At first glance, the Labor win looks quite modest, and in terms of seats it is; the ALP resumes office in Victoria with 47 seats in the lower house — a majority of 6 over all other parties — with 38 Coalition MPs (30 Liberals, 8 Nationals), two Communists Greens, and an Independent in Shepparton.

Yet using the notion of uniform swing, this “narrow” win shows the Coalition really needs quite a solid swing if it is to unseat new Premier Daniel Andrews in four years’ time: the eighth extra seat needed to fall, on a uniform swing, is Albert Park in Melbourne’s inner south, on a 3.0% margin; should the Liberals and Nationals not renew their Coalition agreement (which at time of writing is an obvious “unknowable unknown”), then the Liberals need an extra 15 seats to win in their own right — and looking up the table, that means everything up to and including Bellarine in the Geelong basin, and a 4.8% uniform movement to boot.

The Liberal Party last won outright majorities in 1992 and 1996 (in Coalition) and of course formed government in its own right after elections between (and including) 1955 and 1979, so the latter scenario — whilst improbable — certainly isn’t out of the question.

In both of those scenarios I have, of course, discounted Richmond, which despite is slender margin, is a Labor-Greens contest that is unlikely to ever be won by the Liberal Party.

Interestingly enough, the seats in the “sandbelt” in Melbourne’s south-east, along the eastern shore of Port Phillip Bay, which so much comment has focused on — Bentleigh, Carrum, Frankston and Mordialloc — would be the first to fall to the Liberals, and all would be retrieved on a swing of roughly 2%: enough to send the ALP into minority, all other things being equal, and suggestive of the fact Labor has its work cut out to hold them.

The politics of the Frankston train line are a double-edged sword: yes, the ALP has harnessed discontent over the slow pace of improvements along Melbourne’s busiest rail corridor, and the failure of the beaten government to deliver the promised station at Southland shopping centre didn’t help its efforts to hold them.

But the ALP is about to find out what it already should know: the kind of capital works needed to bring the line up to scratch are a slow boat indeed, and voters in these seats will punish it heavily if it is seen to have under-delivered by 2018.

I think the rest of this is self-explanatory and, as ever, we will likely feature the details of Antony’s pendulum quite a bit in our ongoing discussions over the state of play in Victoria.

As I said at the outset, this morning’s post is really about getting a resource to readers that I know is eagerly sought after, and shows up in search results throughout parliamentary terms at various points — so here it is.

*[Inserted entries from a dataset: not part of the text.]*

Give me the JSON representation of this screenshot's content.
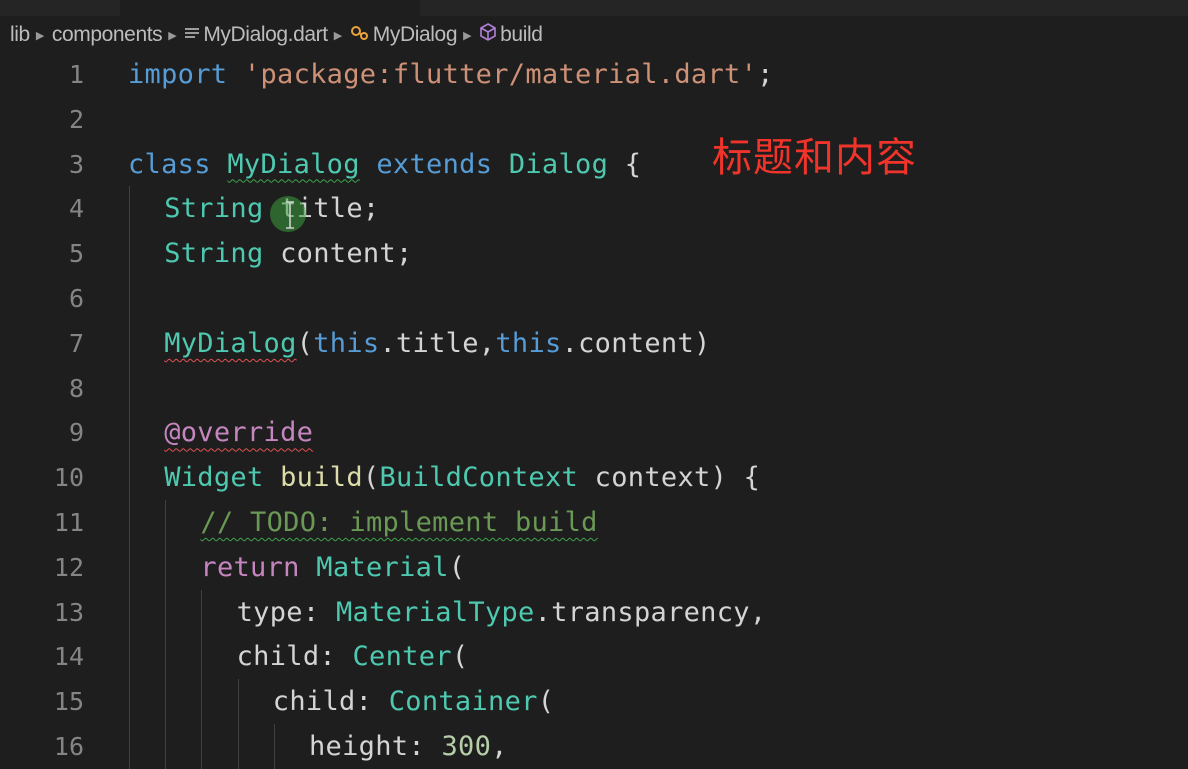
{
  "breadcrumb": {
    "items": [
      {
        "label": "lib",
        "icon": ""
      },
      {
        "label": "components",
        "icon": ""
      },
      {
        "label": "MyDialog.dart",
        "icon": "file-lines-icon"
      },
      {
        "label": "MyDialog",
        "icon": "class-icon"
      },
      {
        "label": "build",
        "icon": "method-cube-icon"
      }
    ]
  },
  "annotation": "标题和内容",
  "lines": [
    {
      "num": "1",
      "indent": 0,
      "tokens": [
        {
          "t": "import",
          "c": "kw-blue"
        },
        {
          "t": " ",
          "c": "punc"
        },
        {
          "t": "'package:flutter/material.dart'",
          "c": "str"
        },
        {
          "t": ";",
          "c": "punc"
        }
      ]
    },
    {
      "num": "2",
      "indent": 0,
      "tokens": []
    },
    {
      "num": "3",
      "indent": 0,
      "tokens": [
        {
          "t": "class",
          "c": "kw-blue"
        },
        {
          "t": " ",
          "c": "punc"
        },
        {
          "t": "MyDialog",
          "c": "type squiggle-green"
        },
        {
          "t": " ",
          "c": "punc"
        },
        {
          "t": "extends",
          "c": "kw-blue"
        },
        {
          "t": " ",
          "c": "punc"
        },
        {
          "t": "Dialog",
          "c": "type"
        },
        {
          "t": " {",
          "c": "punc"
        }
      ]
    },
    {
      "num": "4",
      "indent": 1,
      "tokens": [
        {
          "t": "String",
          "c": "type"
        },
        {
          "t": " ",
          "c": "punc"
        },
        {
          "t": "title",
          "c": "punc"
        },
        {
          "t": ";",
          "c": "punc"
        }
      ]
    },
    {
      "num": "5",
      "indent": 1,
      "tokens": [
        {
          "t": "String",
          "c": "type"
        },
        {
          "t": " ",
          "c": "punc"
        },
        {
          "t": "content",
          "c": "punc"
        },
        {
          "t": ";",
          "c": "punc"
        }
      ]
    },
    {
      "num": "6",
      "indent": 1,
      "tokens": []
    },
    {
      "num": "7",
      "indent": 1,
      "tokens": [
        {
          "t": "MyDialog",
          "c": "type squiggle-red"
        },
        {
          "t": "(",
          "c": "punc"
        },
        {
          "t": "this",
          "c": "kw-blue"
        },
        {
          "t": ".title,",
          "c": "punc"
        },
        {
          "t": "this",
          "c": "kw-blue"
        },
        {
          "t": ".content)",
          "c": "punc"
        }
      ]
    },
    {
      "num": "8",
      "indent": 1,
      "tokens": []
    },
    {
      "num": "9",
      "indent": 1,
      "tokens": [
        {
          "t": "@override",
          "c": "kw-purple squiggle-red"
        }
      ]
    },
    {
      "num": "10",
      "indent": 1,
      "tokens": [
        {
          "t": "Widget",
          "c": "type"
        },
        {
          "t": " ",
          "c": "punc"
        },
        {
          "t": "build",
          "c": "fn"
        },
        {
          "t": "(",
          "c": "punc"
        },
        {
          "t": "BuildContext",
          "c": "type"
        },
        {
          "t": " ",
          "c": "punc"
        },
        {
          "t": "context",
          "c": "punc"
        },
        {
          "t": ") {",
          "c": "punc"
        }
      ]
    },
    {
      "num": "11",
      "indent": 2,
      "tokens": [
        {
          "t": "// TODO: implement build",
          "c": "comment squiggle-green"
        }
      ]
    },
    {
      "num": "12",
      "indent": 2,
      "tokens": [
        {
          "t": "return",
          "c": "kw-purple"
        },
        {
          "t": " ",
          "c": "punc"
        },
        {
          "t": "Material",
          "c": "type"
        },
        {
          "t": "(",
          "c": "punc"
        }
      ]
    },
    {
      "num": "13",
      "indent": 3,
      "tokens": [
        {
          "t": "type",
          "c": "punc"
        },
        {
          "t": ": ",
          "c": "punc"
        },
        {
          "t": "MaterialType",
          "c": "type"
        },
        {
          "t": ".transparency,",
          "c": "punc"
        }
      ]
    },
    {
      "num": "14",
      "indent": 3,
      "tokens": [
        {
          "t": "child",
          "c": "punc"
        },
        {
          "t": ": ",
          "c": "punc"
        },
        {
          "t": "Center",
          "c": "type"
        },
        {
          "t": "(",
          "c": "punc"
        }
      ]
    },
    {
      "num": "15",
      "indent": 4,
      "tokens": [
        {
          "t": "child",
          "c": "punc"
        },
        {
          "t": ": ",
          "c": "punc"
        },
        {
          "t": "Container",
          "c": "type"
        },
        {
          "t": "(",
          "c": "punc"
        }
      ]
    },
    {
      "num": "16",
      "indent": 5,
      "tokens": [
        {
          "t": "height",
          "c": "punc"
        },
        {
          "t": ": ",
          "c": "punc"
        },
        {
          "t": "300",
          "c": "num"
        },
        {
          "t": ",",
          "c": "punc"
        }
      ]
    }
  ]
}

I will probably have something a bit more topical to post late this evening: there is, after all, an awful lot going on at the moment…